Copy out each record below, exactly as given.

[Dataset rows describing interfaces]
________

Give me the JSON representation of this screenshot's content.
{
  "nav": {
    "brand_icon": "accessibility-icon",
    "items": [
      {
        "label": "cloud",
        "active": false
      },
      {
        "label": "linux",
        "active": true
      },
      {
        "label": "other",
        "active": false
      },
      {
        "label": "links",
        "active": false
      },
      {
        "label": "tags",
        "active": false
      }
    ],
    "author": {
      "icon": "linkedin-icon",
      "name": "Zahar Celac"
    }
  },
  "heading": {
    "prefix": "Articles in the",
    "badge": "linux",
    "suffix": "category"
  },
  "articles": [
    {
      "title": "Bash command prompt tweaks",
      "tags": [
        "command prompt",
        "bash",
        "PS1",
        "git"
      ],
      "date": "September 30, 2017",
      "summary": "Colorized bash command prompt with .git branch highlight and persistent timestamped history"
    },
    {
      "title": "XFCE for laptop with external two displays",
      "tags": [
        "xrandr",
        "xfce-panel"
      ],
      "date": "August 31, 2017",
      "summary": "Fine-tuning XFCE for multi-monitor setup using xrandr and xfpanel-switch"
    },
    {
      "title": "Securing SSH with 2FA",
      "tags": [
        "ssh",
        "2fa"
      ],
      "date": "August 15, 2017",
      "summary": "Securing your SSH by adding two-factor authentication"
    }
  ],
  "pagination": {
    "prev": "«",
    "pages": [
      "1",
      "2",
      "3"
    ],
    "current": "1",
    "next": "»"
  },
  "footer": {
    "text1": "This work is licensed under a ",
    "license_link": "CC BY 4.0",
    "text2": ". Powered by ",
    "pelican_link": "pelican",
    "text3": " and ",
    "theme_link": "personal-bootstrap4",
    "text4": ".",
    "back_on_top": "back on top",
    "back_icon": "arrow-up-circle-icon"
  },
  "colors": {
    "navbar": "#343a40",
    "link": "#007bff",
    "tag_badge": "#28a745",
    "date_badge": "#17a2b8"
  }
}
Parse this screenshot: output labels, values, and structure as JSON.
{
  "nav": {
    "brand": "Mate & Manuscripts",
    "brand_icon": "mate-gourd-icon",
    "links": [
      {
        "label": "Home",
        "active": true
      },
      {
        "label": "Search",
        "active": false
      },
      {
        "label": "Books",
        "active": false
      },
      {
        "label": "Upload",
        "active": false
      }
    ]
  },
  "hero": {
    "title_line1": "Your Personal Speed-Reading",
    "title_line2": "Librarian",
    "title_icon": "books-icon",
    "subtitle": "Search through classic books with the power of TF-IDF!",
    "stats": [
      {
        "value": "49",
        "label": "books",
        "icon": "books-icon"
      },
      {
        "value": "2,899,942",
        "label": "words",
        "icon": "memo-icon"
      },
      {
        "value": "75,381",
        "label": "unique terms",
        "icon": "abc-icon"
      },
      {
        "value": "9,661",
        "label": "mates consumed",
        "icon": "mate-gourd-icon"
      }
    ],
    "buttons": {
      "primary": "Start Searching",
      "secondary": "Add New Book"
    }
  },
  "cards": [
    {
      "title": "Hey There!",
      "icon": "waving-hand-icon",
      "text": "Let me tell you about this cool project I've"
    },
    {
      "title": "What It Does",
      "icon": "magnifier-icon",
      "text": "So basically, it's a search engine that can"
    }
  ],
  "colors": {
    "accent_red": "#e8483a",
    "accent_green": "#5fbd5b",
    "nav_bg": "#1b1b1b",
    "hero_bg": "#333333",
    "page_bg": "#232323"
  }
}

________

[Response]:
Give me the JSON representation of this screenshot's content.
{
  "nav": {
    "brand_icon": "accessibility-icon",
    "items": [
      {
        "label": "cloud",
        "active": false
      },
      {
        "label": "linux",
        "active": true
      },
      {
        "label": "other",
        "active": false
      },
      {
        "label": "links",
        "active": false
      },
      {
        "label": "tags",
        "active": false
      }
    ],
    "author": {
      "icon": "linkedin-icon",
      "name": "Zahar Celac"
    }
  },
  "heading": {
    "prefix": "Articles in the",
    "badge": "linux",
    "suffix": "category"
  },
  "articles": [
    {
      "title": "Bash command prompt tweaks",
      "tags": [
        "command prompt",
        "bash",
        "PS1",
        "git"
      ],
      "date": "September 30, 2017",
      "summary": "Colorized bash command prompt with .git branch highlight and persistent timestamped history"
    },
    {
      "title": "XFCE for laptop with external two displays",
      "tags": [
        "xrandr",
        "xfce-panel"
      ],
      "date": "August 31, 2017",
      "summary": "Fine-tuning XFCE for multi-monitor setup using xrandr and xfpanel-switch"
    },
    {
      "title": "Securing SSH with 2FA",
      "tags": [
        "ssh",
        "2fa"
      ],
      "date": "August 15, 2017",
      "summary": "Securing your SSH by adding two-factor authentication"
    }
  ],
  "pagination": {
    "prev": "«",
    "pages": [
      "1",
      "2",
      "3"
    ],
    "current": "1",
    "next": "»"
  },
  "footer": {
    "text1": "This work is licensed under a ",
    "license_link": "CC BY 4.0",
    "text2": ". Powered by ",
    "pelican_link": "pelican",
    "text3": " and ",
    "theme_link": "personal-bootstrap4",
    "text4": ".",
    "back_on_top": "back on top",
    "back_icon": "arrow-up-circle-icon"
  },
  "colors": {
    "navbar": "#343a40",
    "link": "#007bff",
    "tag_badge": "#28a745",
    "date_badge": "#17a2b8"
  }
}
Parse this screenshot: output labels, values, and structure as JSON.
{
  "nav": {
    "brand": "Mate & Manuscripts",
    "brand_icon": "mate-gourd-icon",
    "links": [
      {
        "label": "Home",
        "active": true
      },
      {
        "label": "Search",
        "active": false
      },
      {
        "label": "Books",
        "active": false
      },
      {
        "label": "Upload",
        "active": false
      }
    ]
  },
  "hero": {
    "title_line1": "Your Personal Speed-Reading",
    "title_line2": "Librarian",
    "title_icon": "books-icon",
    "subtitle": "Search through classic books with the power of TF-IDF!",
    "stats": [
      {
        "value": "49",
        "label": "books",
        "icon": "books-icon"
      },
      {
        "value": "2,899,942",
        "label": "words",
        "icon": "memo-icon"
      },
      {
        "value": "75,381",
        "label": "unique terms",
        "icon": "abc-icon"
      },
      {
        "value": "9,661",
        "label": "mates consumed",
        "icon": "mate-gourd-icon"
      }
    ],
    "buttons": {
      "primary": "Start Searching",
      "secondary": "Add New Book"
    }
  },
  "cards": [
    {
      "title": "Hey There!",
      "icon": "waving-hand-icon",
      "text": "Let me tell you about this cool project I've"
    },
    {
      "title": "What It Does",
      "icon": "magnifier-icon",
      "text": "So basically, it's a search engine that can"
    }
  ],
  "colors": {
    "accent_red": "#e8483a",
    "accent_green": "#5fbd5b",
    "nav_bg": "#1b1b1b",
    "hero_bg": "#333333",
    "page_bg": "#232323"
  }
}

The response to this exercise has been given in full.